--- Activity ---
Could you print each entry below verbatim while omitting the pictures?

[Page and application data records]

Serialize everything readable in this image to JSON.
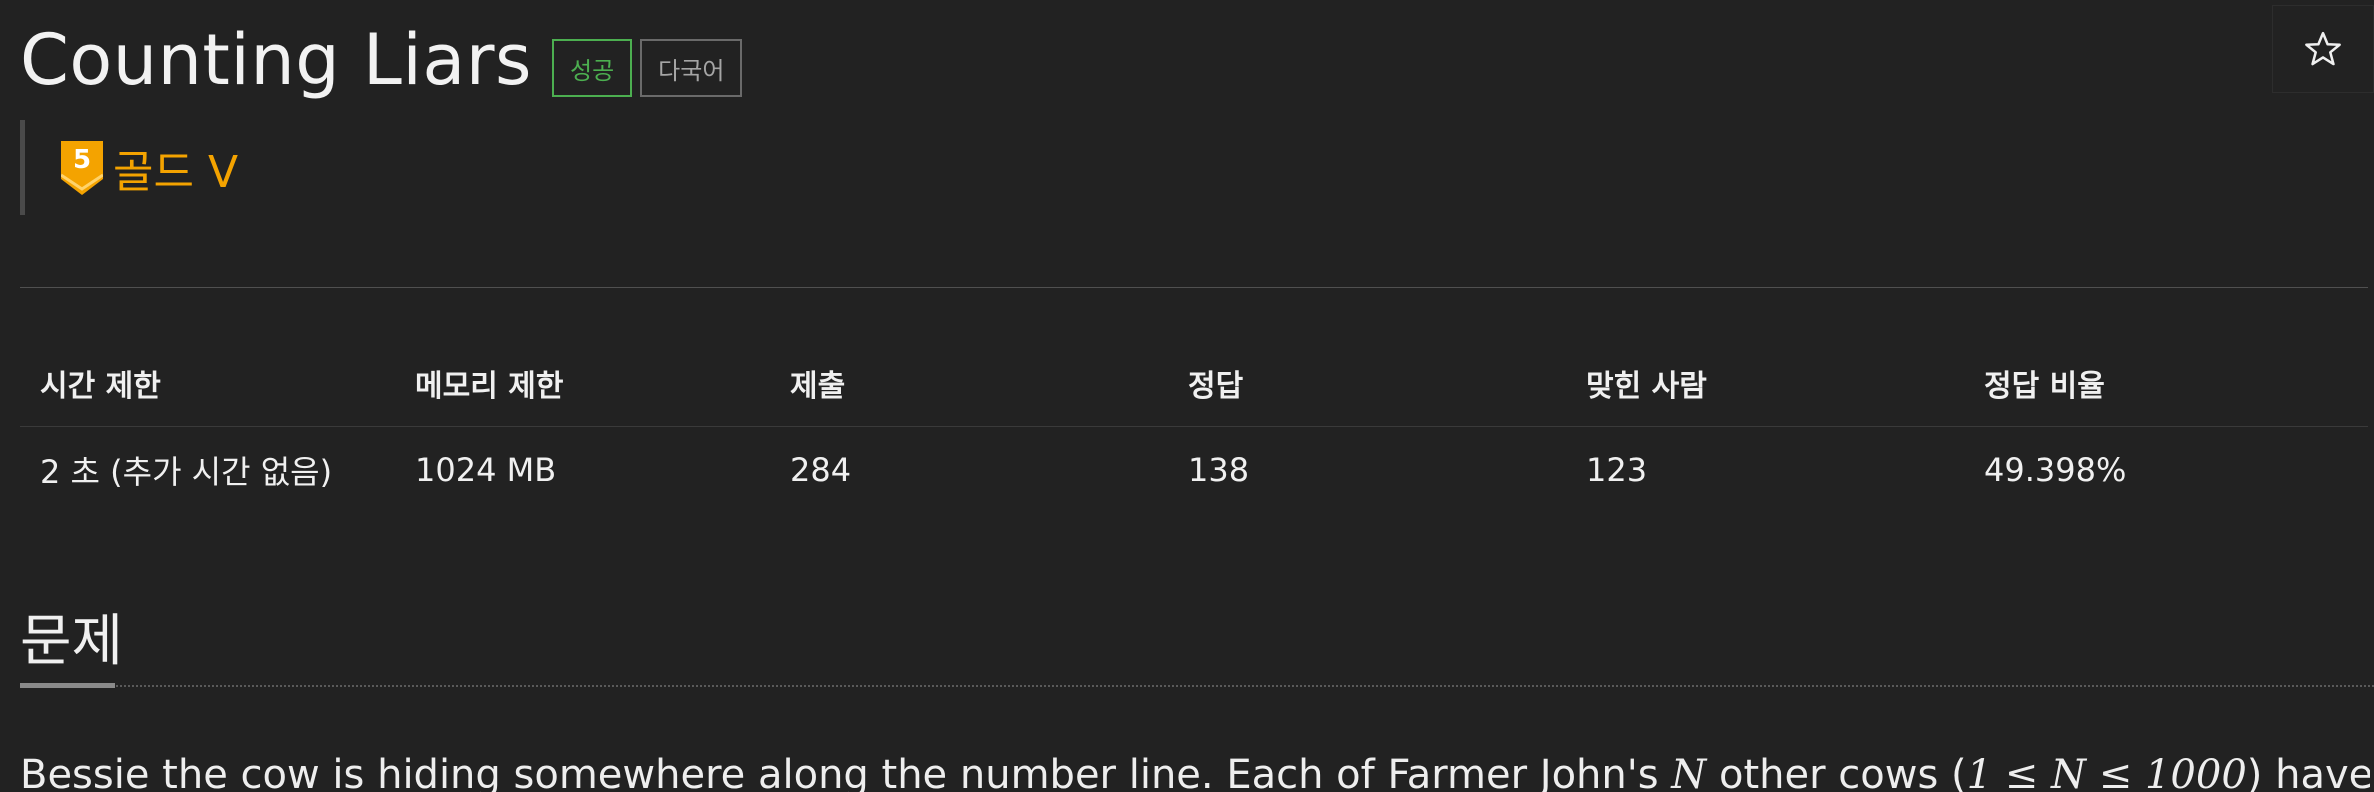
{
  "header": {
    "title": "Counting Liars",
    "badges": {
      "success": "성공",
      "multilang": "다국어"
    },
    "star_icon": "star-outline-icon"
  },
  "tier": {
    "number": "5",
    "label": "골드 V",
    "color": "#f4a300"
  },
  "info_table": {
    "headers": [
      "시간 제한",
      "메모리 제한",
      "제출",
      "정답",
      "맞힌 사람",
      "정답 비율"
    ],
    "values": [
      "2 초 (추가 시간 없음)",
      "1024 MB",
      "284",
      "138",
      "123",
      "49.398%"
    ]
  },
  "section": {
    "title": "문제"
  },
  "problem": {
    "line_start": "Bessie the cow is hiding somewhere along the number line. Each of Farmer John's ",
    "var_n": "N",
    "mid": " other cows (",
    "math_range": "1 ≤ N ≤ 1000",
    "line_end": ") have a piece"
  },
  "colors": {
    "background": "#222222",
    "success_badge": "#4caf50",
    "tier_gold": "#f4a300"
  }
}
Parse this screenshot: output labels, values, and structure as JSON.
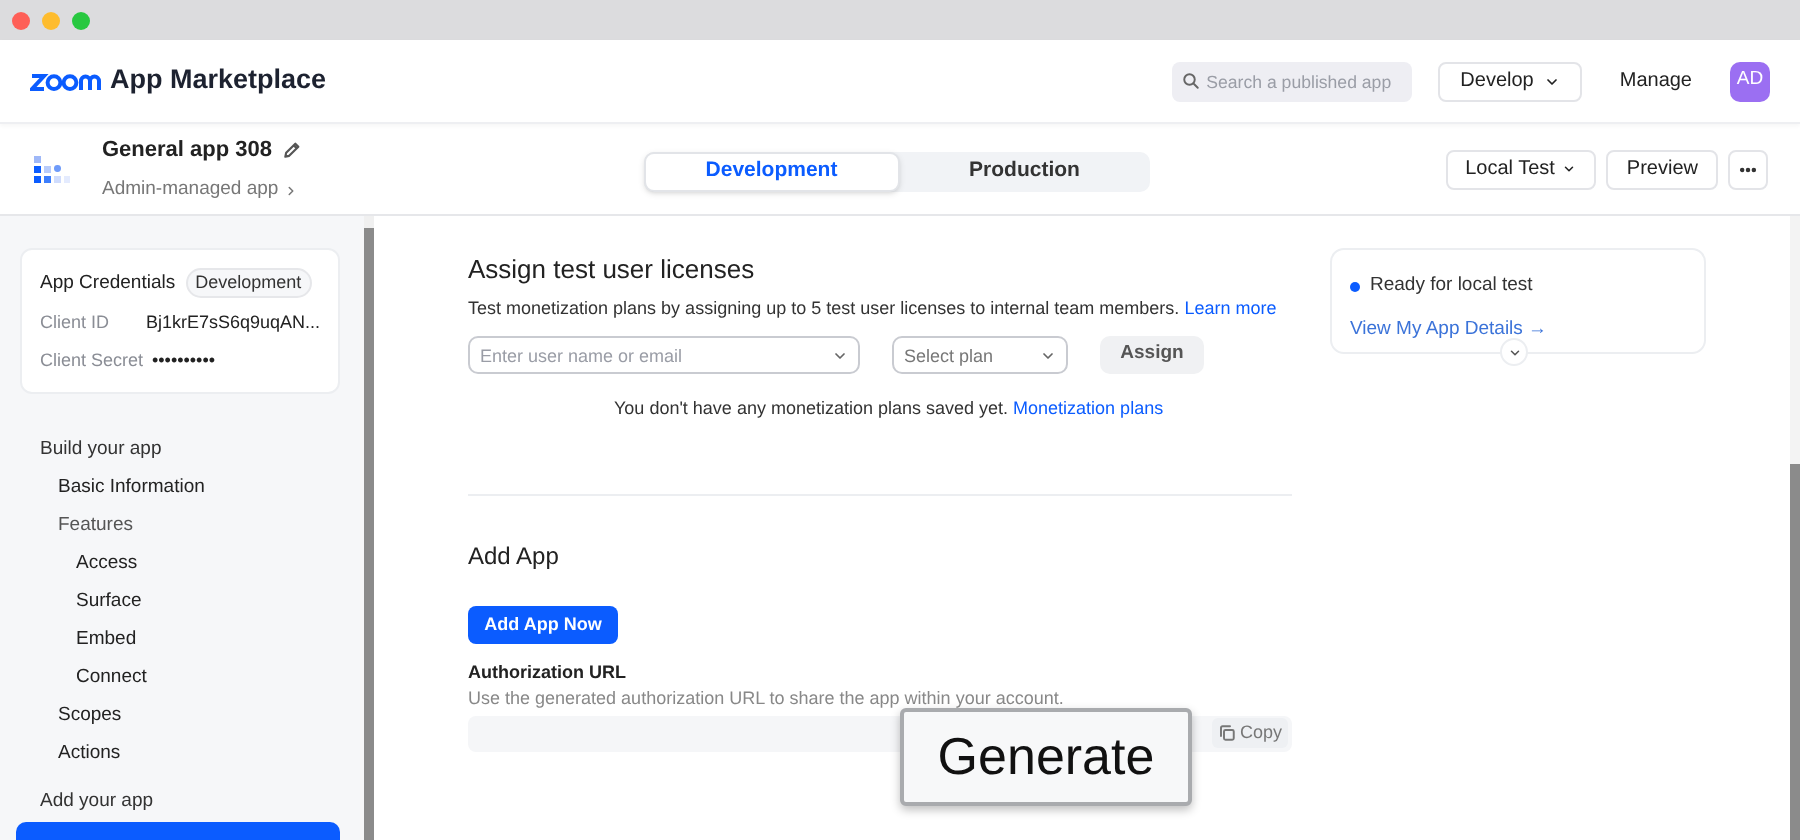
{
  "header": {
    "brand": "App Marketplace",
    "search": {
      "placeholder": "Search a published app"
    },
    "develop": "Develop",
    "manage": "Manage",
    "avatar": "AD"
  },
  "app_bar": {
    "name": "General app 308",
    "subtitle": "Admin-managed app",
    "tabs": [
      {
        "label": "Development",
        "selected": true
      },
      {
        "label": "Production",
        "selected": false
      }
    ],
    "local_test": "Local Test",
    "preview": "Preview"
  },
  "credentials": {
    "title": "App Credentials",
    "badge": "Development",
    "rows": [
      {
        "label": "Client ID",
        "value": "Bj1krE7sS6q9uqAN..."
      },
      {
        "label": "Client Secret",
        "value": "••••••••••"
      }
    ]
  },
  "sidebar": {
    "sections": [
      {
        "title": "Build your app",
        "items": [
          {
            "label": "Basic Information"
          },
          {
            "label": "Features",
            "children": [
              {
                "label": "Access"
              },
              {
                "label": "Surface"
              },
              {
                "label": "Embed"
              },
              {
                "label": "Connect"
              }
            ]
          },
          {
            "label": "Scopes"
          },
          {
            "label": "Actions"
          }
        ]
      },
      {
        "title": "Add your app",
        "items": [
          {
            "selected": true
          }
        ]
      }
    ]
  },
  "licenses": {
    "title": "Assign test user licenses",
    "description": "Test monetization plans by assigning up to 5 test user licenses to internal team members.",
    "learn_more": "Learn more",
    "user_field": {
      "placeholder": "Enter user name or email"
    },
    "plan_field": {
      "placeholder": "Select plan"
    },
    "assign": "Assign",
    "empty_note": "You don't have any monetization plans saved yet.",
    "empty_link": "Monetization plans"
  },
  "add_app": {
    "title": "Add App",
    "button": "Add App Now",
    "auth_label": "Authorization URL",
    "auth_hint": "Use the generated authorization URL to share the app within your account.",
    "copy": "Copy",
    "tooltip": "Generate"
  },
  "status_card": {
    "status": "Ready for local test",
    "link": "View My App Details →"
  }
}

--- Task solution ---
Serialize everything readable in this image to JSON.
{
  "header": {
    "title": "Counting Liars",
    "badges": {
      "success": "성공",
      "multilang": "다국어"
    },
    "star_icon": "star-outline-icon"
  },
  "tier": {
    "number": "5",
    "label": "골드 V",
    "color": "#f4a300"
  },
  "info_table": {
    "headers": [
      "시간 제한",
      "메모리 제한",
      "제출",
      "정답",
      "맞힌 사람",
      "정답 비율"
    ],
    "values": [
      "2 초 (추가 시간 없음)",
      "1024 MB",
      "284",
      "138",
      "123",
      "49.398%"
    ]
  },
  "section": {
    "title": "문제"
  },
  "problem": {
    "line_start": "Bessie the cow is hiding somewhere along the number line. Each of Farmer John's ",
    "var_n": "N",
    "mid": " other cows (",
    "math_range": "1 ≤ N ≤ 1000",
    "line_end": ") have a piece"
  },
  "colors": {
    "background": "#222222",
    "success_badge": "#4caf50",
    "tier_gold": "#f4a300"
  }
}
Parse this screenshot: output labels, values, and structure as JSON.
{
  "header": {
    "brand": "App Marketplace",
    "search": {
      "placeholder": "Search a published app"
    },
    "develop": "Develop",
    "manage": "Manage",
    "avatar": "AD"
  },
  "app_bar": {
    "name": "General app 308",
    "subtitle": "Admin-managed app",
    "tabs": [
      {
        "label": "Development",
        "selected": true
      },
      {
        "label": "Production",
        "selected": false
      }
    ],
    "local_test": "Local Test",
    "preview": "Preview"
  },
  "credentials": {
    "title": "App Credentials",
    "badge": "Development",
    "rows": [
      {
        "label": "Client ID",
        "value": "Bj1krE7sS6q9uqAN..."
      },
      {
        "label": "Client Secret",
        "value": "••••••••••"
      }
    ]
  },
  "sidebar": {
    "sections": [
      {
        "title": "Build your app",
        "items": [
          {
            "label": "Basic Information"
          },
          {
            "label": "Features",
            "children": [
              {
                "label": "Access"
              },
              {
                "label": "Surface"
              },
              {
                "label": "Embed"
              },
              {
                "label": "Connect"
              }
            ]
          },
          {
            "label": "Scopes"
          },
          {
            "label": "Actions"
          }
        ]
      },
      {
        "title": "Add your app",
        "items": [
          {
            "selected": true
          }
        ]
      }
    ]
  },
  "licenses": {
    "title": "Assign test user licenses",
    "description": "Test monetization plans by assigning up to 5 test user licenses to internal team members.",
    "learn_more": "Learn more",
    "user_field": {
      "placeholder": "Enter user name or email"
    },
    "plan_field": {
      "placeholder": "Select plan"
    },
    "assign": "Assign",
    "empty_note": "You don't have any monetization plans saved yet.",
    "empty_link": "Monetization plans"
  },
  "add_app": {
    "title": "Add App",
    "button": "Add App Now",
    "auth_label": "Authorization URL",
    "auth_hint": "Use the generated authorization URL to share the app within your account.",
    "copy": "Copy",
    "tooltip": "Generate"
  },
  "status_card": {
    "status": "Ready for local test",
    "link": "View My App Details →"
  }
}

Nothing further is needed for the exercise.